Frederick: When I was doing a similar interview about the show Lewis that’s filmed in Oxford, the location manager told me that, after that show became popular, companies started doing tours of Oxford just to show the locations featured in the series. Do people come to Shetland just because the show is filmed there?
Tim: Absolutely. The show has done so much for the tourist industry up there. Shetland is basically run on oil, and over the last few years, that industry has taken quite a hit. But the tourism industry was boosted from the show. It happened at the right time for them and brought in a lot of revenue. The number of cruise ships stopping in Lerwick every year has probably doubled in the last four or five years. And a lot of that is to do with the show. David Gardner, our local fixer, also works for Radio Shetland. The station tasked him one day with meeting people coming off a cruise ship and asking them why they came to Shetland. Something like 60 to 70 percent said, I’m here to see Pérez’s house. The bus operators had to organize tours to see locations from the show. These are people from all over the world. They love the show in Australia. A couple years ago, we had people who flew to Shetland from Australia just so they could be extras on the show.
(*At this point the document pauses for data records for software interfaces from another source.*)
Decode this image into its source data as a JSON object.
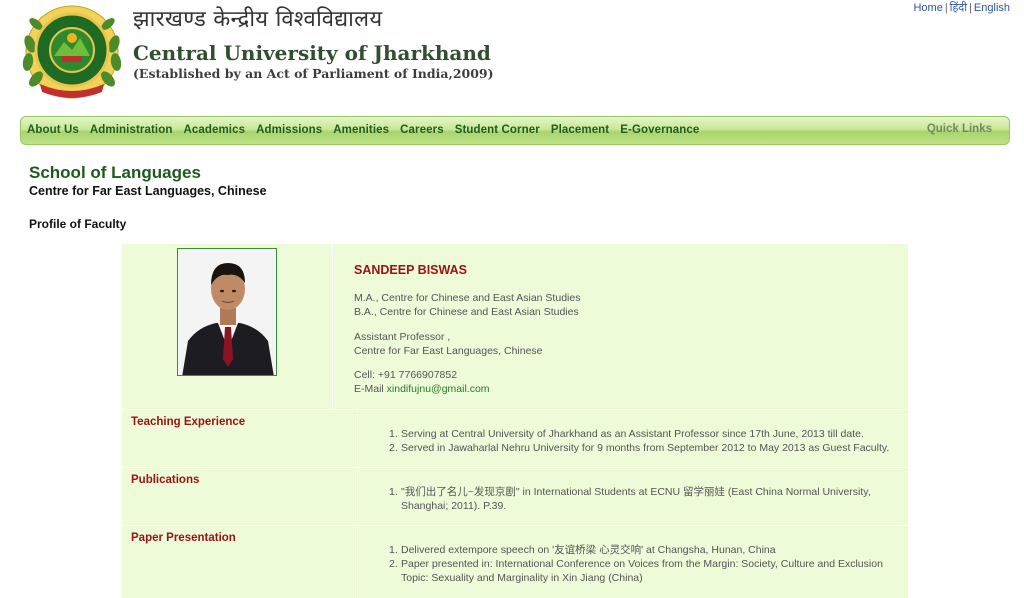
{
  "header": {
    "title_hindi": "झारखण्ड केन्द्रीय विश्वविद्यालय",
    "title_en": "Central University of Jharkhand",
    "subtitle": "(Established by an Act of Parliament of India,2009)",
    "toplinks": [
      "Home",
      "हिंदी",
      "English"
    ]
  },
  "nav": {
    "items": [
      "About Us",
      "Administration",
      "Academics",
      "Admissions",
      "Amenities",
      "Careers",
      "Student Corner",
      "Placement",
      "E-Governance"
    ],
    "quick_links": "Quick Links"
  },
  "page": {
    "school": "School of Languages",
    "centre": "Centre for Far East Languages, Chinese",
    "profile_heading": "Profile of Faculty"
  },
  "profile": {
    "name": "SANDEEP BISWAS",
    "qualifications": [
      "M.A., Centre for Chinese and East Asian Studies",
      "B.A., Centre for Chinese and East Asian Studies"
    ],
    "designation": "Assistant Professor ,",
    "department": "Centre for Far East Languages, Chinese",
    "cell": "Cell: +91 7766907852",
    "email_label": "E-Mail ",
    "email": "xindifujnu@gmail.com"
  },
  "sections": [
    {
      "label": "Teaching Experience",
      "items": [
        "Serving at Central University of Jharkhand as an Assistant Professor since 17th June, 2013 till date.",
        "Served in Jawaharlal Nehru University for 9 months from September 2012 to May 2013 as Guest Faculty."
      ]
    },
    {
      "label": "Publications",
      "items": [
        "\"我们出了名儿~发现京剧\" in International Students at ECNU 留学丽娃 (East China Normal University, Shanghai; 2011). P.39."
      ]
    },
    {
      "label": "Paper Presentation",
      "items": [
        "Delivered extempore speech on '友谊桥梁 心灵交响' at Changsha, Hunan, China",
        "Paper presented in: International Conference on Voices from the Margin: Society, Culture and Exclusion Topic: Sexuality and Marginality in Xin Jiang (China)"
      ]
    }
  ],
  "colors": {
    "nav_text": "#1f5d20",
    "heading_green": "#1e5a1e",
    "label_red": "#9a1212",
    "panel_bg": "#edfbd9"
  }
}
Frederick: What do you enjoy about working on the show?
Tim: I’m a bit of a country bumpkin at heart. I grew up on the west coast of Scotland and in the countryside. I just love Shetland. I love the people. I love the landscape. To the point where, before my wife and I moved to the house where we live now, I was actually looking at buying a house on Shetland. I don’t think I’d ever have convinced my wife to do it. I like the show as well. I like the premise, the genre. It’s the show that I’ve location-managed more than any other in my career. It’s got a big place in my heart.
Frederick: Did you have interactions with the actors?
Tim: More so when I was unit managing because I was on set. With location management, I’m more in the background. But obviously, since I’ve been on the show so long, we know each other very well. For example, the other day when we were filming in Loch Thom, Alison O’Donnell, who plays Tosh, came by and said hello. Dougie Henshaw, who plays Jimmy Pérez, had a daughter who’s a similar age to my youngest. So there was a bit of a bond with that. There’s obviously a lot of socializing after hours. But most of the time you’re just filming the show. You’re up there with a group of people you know and get on with and enjoy doing the job.
Frederick: Does the author ever come on set?
Tim: Yes, she has occasionally. She’s always consulted on the storyline because the script is obviously not written by her. But she’s consulted to make sure that she’s happy with what we’re portraying.
Frederick: All right. Thanks, Tim, for taking the time to talk to me.
Tim: Okay. No worries. It was a pleasure. Nice to speak to you. Cheers.
This interview is a companion piece to Frederick’s earlier CrimeReads interview with Ian Pearce, location manager for the British crime drama Lewis, which you can read here.